*** DATASET EXCERPTS Section Begins ***

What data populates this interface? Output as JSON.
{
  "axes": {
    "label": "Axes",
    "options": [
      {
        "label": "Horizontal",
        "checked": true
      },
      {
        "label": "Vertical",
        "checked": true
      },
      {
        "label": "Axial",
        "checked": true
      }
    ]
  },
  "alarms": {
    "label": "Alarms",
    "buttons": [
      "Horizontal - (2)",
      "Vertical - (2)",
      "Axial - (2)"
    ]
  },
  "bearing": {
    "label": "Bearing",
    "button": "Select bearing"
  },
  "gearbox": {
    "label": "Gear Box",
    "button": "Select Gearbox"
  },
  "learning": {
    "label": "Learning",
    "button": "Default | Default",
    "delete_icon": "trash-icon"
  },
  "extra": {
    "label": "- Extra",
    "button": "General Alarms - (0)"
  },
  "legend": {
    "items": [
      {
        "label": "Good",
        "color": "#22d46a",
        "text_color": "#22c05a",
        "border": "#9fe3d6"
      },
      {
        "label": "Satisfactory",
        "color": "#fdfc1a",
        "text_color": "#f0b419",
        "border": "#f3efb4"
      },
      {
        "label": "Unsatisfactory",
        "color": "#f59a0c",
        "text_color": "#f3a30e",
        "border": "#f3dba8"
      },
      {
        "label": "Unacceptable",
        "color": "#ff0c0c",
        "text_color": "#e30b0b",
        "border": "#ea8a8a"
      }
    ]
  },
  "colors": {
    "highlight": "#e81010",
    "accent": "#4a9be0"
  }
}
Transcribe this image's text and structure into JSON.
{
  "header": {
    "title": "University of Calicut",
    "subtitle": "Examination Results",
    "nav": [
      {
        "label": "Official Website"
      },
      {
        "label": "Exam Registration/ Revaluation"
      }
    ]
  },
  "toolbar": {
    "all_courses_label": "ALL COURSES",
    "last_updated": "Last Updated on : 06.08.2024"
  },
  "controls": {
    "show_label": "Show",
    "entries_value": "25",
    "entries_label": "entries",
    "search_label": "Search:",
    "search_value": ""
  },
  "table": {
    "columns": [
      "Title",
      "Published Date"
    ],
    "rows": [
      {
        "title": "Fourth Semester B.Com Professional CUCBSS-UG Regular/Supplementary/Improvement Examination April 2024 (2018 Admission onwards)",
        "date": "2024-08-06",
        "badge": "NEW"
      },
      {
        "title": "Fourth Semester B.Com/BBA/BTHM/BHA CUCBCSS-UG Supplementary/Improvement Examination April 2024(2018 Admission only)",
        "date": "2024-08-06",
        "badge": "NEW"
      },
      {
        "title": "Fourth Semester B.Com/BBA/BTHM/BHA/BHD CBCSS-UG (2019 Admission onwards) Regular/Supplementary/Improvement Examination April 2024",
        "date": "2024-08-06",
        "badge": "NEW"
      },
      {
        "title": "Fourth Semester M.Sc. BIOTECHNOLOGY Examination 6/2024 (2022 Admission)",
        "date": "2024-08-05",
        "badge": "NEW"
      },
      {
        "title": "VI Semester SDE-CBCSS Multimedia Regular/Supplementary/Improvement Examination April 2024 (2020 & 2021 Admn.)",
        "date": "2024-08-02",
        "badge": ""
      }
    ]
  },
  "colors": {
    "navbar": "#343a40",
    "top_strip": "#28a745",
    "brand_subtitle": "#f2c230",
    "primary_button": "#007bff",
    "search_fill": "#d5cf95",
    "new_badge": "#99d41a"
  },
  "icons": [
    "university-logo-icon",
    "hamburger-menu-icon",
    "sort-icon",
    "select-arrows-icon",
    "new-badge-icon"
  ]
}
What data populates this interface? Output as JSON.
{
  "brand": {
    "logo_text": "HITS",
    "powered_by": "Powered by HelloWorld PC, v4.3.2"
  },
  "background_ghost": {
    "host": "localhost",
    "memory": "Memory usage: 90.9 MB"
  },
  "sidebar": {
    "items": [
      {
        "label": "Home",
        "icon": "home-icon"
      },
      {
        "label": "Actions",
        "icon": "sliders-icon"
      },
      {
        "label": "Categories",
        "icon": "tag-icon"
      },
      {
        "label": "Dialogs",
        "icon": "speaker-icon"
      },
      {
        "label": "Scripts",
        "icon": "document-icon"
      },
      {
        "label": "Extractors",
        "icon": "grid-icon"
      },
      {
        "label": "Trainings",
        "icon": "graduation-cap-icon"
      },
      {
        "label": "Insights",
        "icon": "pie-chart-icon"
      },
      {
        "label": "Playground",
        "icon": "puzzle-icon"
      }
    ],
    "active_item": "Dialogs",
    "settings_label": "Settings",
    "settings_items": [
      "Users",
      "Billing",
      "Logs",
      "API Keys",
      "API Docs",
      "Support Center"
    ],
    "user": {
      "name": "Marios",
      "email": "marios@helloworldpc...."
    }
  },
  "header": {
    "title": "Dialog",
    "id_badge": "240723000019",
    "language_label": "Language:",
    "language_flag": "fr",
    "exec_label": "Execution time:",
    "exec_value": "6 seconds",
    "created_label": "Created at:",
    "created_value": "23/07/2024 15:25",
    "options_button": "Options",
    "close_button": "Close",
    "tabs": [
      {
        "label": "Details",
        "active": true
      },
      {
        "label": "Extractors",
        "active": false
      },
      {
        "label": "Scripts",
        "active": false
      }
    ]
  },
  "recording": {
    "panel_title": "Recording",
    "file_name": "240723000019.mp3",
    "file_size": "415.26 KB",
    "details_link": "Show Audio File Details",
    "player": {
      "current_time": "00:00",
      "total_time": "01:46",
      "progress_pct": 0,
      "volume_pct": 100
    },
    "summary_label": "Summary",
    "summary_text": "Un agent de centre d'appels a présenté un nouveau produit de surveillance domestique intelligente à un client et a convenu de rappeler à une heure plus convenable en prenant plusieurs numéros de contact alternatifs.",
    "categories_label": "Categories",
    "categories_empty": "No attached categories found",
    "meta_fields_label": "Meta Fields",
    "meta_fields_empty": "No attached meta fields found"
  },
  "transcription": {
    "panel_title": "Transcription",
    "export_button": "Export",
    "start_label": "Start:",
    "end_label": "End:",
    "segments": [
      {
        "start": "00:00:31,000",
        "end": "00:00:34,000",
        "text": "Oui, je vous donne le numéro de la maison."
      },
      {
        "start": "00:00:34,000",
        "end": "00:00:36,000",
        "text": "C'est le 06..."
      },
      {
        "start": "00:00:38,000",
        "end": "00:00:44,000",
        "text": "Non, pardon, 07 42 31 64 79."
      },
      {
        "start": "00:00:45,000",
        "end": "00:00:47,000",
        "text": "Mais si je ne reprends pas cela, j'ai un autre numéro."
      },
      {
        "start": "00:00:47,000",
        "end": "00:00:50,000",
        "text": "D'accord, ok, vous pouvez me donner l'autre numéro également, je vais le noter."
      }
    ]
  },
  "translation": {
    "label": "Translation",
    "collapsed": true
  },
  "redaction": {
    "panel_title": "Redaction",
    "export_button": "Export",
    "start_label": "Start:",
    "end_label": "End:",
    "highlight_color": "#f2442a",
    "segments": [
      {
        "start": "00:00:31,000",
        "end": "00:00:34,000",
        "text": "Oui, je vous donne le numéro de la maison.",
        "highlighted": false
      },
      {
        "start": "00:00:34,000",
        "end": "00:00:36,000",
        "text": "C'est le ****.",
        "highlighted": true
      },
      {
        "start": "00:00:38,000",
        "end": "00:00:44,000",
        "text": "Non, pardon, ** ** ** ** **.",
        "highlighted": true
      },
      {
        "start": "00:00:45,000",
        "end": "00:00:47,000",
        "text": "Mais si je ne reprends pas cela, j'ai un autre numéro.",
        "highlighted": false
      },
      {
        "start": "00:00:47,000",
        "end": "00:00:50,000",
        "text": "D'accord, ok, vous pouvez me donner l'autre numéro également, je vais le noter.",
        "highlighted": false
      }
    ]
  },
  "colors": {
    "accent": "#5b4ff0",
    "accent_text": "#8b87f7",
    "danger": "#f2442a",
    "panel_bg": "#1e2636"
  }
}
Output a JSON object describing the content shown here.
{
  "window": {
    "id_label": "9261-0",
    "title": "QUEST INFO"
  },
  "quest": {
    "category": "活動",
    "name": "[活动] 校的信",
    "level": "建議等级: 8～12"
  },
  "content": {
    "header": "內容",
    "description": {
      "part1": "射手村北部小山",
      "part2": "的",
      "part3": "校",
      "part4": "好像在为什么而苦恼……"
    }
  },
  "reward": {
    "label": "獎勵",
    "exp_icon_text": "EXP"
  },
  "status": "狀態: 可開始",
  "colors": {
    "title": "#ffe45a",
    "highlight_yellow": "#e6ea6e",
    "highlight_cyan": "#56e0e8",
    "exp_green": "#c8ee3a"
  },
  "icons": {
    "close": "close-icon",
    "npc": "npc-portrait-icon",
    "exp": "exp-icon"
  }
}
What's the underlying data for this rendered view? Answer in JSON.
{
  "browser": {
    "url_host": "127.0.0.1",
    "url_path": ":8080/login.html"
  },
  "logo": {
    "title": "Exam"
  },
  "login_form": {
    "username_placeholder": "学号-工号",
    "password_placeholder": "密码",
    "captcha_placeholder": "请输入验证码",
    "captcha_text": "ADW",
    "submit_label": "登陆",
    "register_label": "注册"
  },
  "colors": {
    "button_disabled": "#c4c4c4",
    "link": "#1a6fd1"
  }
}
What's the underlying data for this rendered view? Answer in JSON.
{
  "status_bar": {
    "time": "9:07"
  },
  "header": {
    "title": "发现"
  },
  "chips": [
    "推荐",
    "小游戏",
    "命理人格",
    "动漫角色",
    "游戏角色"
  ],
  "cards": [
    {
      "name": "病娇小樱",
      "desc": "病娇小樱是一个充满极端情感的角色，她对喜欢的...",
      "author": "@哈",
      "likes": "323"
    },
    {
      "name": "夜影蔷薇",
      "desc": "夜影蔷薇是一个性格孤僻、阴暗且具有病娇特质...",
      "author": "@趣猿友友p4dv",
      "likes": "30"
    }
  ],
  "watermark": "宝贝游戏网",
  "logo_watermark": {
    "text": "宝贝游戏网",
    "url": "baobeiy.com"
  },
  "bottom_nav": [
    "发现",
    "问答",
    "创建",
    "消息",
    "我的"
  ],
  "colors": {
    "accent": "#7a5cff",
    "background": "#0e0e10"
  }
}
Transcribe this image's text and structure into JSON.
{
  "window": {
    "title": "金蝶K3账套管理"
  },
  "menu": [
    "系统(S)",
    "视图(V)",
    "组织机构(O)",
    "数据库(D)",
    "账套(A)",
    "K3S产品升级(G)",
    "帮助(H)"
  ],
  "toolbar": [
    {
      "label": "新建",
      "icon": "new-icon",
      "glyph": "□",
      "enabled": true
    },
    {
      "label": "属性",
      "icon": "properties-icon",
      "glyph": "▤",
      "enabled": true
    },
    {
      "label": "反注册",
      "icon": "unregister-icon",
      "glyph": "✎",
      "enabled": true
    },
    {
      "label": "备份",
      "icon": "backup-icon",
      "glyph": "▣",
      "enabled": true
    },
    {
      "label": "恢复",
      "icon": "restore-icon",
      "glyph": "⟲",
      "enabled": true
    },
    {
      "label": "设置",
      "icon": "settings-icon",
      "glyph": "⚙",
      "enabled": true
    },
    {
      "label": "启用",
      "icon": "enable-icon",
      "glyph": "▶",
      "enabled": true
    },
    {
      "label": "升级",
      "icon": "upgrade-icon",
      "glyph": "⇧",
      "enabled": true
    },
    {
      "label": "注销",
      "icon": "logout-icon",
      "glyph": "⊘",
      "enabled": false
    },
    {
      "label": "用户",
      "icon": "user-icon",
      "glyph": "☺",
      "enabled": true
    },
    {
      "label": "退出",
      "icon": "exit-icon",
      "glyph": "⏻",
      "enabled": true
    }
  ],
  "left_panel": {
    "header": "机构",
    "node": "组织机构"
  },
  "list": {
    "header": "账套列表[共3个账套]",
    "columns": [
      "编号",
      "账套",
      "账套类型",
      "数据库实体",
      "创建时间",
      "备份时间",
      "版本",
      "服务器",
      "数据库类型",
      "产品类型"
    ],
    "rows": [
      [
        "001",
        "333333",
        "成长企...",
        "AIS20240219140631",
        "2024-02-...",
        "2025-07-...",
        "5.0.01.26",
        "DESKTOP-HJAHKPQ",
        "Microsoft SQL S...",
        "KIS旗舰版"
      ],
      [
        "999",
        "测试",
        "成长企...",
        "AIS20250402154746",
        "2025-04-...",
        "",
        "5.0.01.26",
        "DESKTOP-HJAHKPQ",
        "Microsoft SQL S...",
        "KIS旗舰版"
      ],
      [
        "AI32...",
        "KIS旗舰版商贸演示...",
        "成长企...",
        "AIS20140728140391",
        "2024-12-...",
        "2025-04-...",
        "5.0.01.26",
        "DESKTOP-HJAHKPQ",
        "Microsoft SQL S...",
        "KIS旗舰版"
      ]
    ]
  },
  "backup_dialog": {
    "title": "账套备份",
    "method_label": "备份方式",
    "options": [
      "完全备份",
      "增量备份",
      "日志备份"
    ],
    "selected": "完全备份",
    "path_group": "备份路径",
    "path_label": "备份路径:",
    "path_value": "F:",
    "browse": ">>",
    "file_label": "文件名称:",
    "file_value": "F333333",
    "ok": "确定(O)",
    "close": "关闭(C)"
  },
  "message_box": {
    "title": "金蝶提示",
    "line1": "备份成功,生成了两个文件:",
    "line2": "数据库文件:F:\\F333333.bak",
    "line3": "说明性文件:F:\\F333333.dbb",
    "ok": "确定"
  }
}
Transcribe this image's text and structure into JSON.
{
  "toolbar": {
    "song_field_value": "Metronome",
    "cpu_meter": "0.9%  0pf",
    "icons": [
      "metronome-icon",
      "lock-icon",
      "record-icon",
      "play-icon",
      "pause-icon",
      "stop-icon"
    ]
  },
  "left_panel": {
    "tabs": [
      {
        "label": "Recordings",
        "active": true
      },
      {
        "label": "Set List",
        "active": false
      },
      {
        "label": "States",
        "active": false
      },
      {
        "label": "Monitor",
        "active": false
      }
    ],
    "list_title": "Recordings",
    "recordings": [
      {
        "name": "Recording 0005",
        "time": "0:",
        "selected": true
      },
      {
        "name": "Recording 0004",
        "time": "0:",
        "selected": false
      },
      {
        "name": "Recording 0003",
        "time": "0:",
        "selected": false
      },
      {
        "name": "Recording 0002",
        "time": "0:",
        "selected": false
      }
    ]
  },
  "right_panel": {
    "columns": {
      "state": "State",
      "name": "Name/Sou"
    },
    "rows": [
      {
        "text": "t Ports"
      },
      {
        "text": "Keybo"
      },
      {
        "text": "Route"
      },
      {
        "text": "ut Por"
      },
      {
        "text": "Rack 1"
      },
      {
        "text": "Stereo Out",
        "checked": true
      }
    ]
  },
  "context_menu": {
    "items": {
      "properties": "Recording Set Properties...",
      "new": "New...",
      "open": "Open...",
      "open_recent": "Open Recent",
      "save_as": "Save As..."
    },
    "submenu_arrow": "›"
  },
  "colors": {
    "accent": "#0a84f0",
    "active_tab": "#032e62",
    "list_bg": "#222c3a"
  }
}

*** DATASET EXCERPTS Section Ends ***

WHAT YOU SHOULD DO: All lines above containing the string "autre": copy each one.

TASK SOLUTION:
        "text": "Mais si je ne reprends pas cela, j'ai un autre numéro."
        "text": "D'accord, ok, vous pouvez me donner l'autre numéro également, je vais le noter."
        "text": "Mais si je ne reprends pas cela, j'ai un autre numéro.",
        "text": "D'accord, ok, vous pouvez me donner l'autre numéro également, je vais le noter.",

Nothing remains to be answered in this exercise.